Physical models of neural networks.

*(English)*Zbl 0743.92004
Singapore etc.: World Scientific. viii, 143 p. (1990).

This text is based on a course in neural network modeling. It is intended to offer an introduction to the topic from the physicist’s point of view. This viewpoint may explain the author’s occasional failure to use conventional neurophysiological terminology. Although the main subject is the Hopfield model and its descendants, feed-forward networks, such as Rosenblatt’s perceptron, are also reviewed. A qualitative analogy between associative memory and attractors in phase space is established.

The physiology of single neurons is briefly reviewed. Mathematical modelling of the neuron is based on the assumption that all information of interest is represented by neuronal firing frequencies. Postsynaptic depolarization is represented by a linear combination of presynaptic firing frequencies in which the coefficients are “teachable” excitatory or inhibitory synaptic connection strengths. The postsynaptic firing rate is a nonlinear function of the postsynaptic potential which can be approximated by a step function. Discrete-time “clock” dynamics is employed. With the use of these simplifications, the analogy between the neuronal model and real biological neurons is not strong.

Following the physicist John Hopfield, it is proposed that a neuronal network is analogous to an Ising model of a spin glass, which is an alloy of a small amount of randomly distributed magnetic metal with a nonmagnetic metal. With the help of this analogy, the firing of a neuron is represented by a spin-up orientation of a magnetic atom and its failure to fire by a spin-down orientation. Noise is represented by temperature. Learning follows the simple Hebb rule or more complex iterative rules for altering the strengths of synaptic connections. Hopfield network models, like the model of the individual neuron upon which they are based, are oversimplified. The virtue of the simplification is that the models are susceptible to sophisticated mathematical analysis which reveals that they have properties resembling associative memory and can be used to explain other important brain functions. The author shows that the models are robust against relaxation of some of the simplifying assumptions. It can be concluded that networks of artificial neurons are likely to continue to provide interesting and potentially useful alternatives to more conventional computers. However the relation between current network models and the brain is not obvious.

The physiology of single neurons is briefly reviewed. Mathematical modelling of the neuron is based on the assumption that all information of interest is represented by neuronal firing frequencies. Postsynaptic depolarization is represented by a linear combination of presynaptic firing frequencies in which the coefficients are “teachable” excitatory or inhibitory synaptic connection strengths. The postsynaptic firing rate is a nonlinear function of the postsynaptic potential which can be approximated by a step function. Discrete-time “clock” dynamics is employed. With the use of these simplifications, the analogy between the neuronal model and real biological neurons is not strong.

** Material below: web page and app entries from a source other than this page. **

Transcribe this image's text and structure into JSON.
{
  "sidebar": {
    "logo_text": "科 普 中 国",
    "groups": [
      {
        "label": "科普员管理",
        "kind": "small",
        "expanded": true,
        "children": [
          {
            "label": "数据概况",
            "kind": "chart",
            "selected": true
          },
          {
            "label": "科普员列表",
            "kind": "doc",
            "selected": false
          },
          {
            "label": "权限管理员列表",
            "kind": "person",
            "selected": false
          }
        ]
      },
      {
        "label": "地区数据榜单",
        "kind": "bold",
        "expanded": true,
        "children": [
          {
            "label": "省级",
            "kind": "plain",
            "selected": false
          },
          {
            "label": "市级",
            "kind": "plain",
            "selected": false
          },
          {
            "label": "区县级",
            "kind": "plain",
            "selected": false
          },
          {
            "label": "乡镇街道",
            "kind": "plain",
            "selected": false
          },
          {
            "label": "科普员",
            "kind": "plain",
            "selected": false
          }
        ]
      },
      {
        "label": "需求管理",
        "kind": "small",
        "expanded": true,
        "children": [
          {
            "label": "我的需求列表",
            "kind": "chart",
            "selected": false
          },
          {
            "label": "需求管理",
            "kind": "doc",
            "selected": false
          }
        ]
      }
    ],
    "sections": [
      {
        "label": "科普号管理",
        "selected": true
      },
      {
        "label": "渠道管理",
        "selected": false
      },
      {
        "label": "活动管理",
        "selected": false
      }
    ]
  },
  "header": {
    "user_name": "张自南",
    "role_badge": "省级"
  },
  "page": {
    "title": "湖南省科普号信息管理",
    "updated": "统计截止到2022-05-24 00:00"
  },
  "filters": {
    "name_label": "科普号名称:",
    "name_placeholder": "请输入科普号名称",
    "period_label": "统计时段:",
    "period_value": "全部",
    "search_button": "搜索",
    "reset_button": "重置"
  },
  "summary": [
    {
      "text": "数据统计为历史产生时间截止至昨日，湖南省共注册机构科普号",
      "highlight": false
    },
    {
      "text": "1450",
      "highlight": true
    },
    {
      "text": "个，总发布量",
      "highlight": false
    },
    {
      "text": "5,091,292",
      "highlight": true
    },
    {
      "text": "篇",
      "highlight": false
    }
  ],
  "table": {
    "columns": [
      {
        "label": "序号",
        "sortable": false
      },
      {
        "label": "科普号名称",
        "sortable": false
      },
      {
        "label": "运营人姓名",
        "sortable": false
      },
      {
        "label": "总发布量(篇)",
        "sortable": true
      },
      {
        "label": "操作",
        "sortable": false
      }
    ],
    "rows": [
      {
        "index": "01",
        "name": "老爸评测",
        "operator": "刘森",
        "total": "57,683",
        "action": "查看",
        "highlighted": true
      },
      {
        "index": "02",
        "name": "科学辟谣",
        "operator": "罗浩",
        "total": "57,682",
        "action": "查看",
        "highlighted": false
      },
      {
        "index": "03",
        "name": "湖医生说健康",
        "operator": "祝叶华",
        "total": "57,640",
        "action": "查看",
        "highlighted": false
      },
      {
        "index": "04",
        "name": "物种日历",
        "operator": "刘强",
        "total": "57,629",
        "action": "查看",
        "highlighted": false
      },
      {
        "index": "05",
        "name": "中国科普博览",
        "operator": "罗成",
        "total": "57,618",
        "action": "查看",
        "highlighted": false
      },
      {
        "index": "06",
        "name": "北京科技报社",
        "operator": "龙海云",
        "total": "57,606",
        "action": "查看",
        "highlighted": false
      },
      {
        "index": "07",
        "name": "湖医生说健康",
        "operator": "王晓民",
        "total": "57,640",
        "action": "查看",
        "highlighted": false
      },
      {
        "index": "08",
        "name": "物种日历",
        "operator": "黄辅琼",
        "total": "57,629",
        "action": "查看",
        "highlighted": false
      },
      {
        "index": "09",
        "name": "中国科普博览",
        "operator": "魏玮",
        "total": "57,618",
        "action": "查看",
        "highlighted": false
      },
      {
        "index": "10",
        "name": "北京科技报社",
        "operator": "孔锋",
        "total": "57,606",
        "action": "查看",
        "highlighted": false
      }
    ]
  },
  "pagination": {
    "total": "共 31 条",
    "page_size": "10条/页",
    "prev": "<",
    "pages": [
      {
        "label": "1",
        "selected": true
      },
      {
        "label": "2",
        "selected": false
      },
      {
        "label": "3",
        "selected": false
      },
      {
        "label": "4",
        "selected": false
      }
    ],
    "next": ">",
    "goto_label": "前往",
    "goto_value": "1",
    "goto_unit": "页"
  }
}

Following the physicist John Hopfield, it is proposed that a neuronal network is analogous to an Ising model of a spin glass, which is an alloy of a small amount of randomly distributed magnetic metal with a nonmagnetic metal. With the help of this analogy, the firing of a neuron is represented by a spin-up orientation of a magnetic atom and its failure to fire by a spin-down orientation. Noise is represented by temperature. Learning follows the simple Hebb rule or more complex iterative rules for altering the strengths of synaptic connections. Hopfield network models, like the model of the individual neuron upon which they are based, are oversimplified. The virtue of the simplification is that the models are susceptible to sophisticated mathematical analysis which reveals that they have properties resembling associative memory and can be used to explain other important brain functions. The author shows that the models are robust against relaxation of some of the simplifying assumptions. It can be concluded that networks of artificial neurons are likely to continue to provide interesting and potentially useful alternatives to more conventional computers. However the relation between current network models and the brain is not obvious.

Reviewer: H.R.Hirsch (Lexington)

##### MSC:

92B20 | Neural networks for/in biological studies, artificial life and related topics |

92-02 | Research exposition (monographs, survey articles) pertaining to biology |

68T05 | Learning and adaptive systems in artificial intelligence |

68U20 | Simulation (MSC2010) |

82C32 | Neural nets applied to problems in time-dependent statistical mechanics |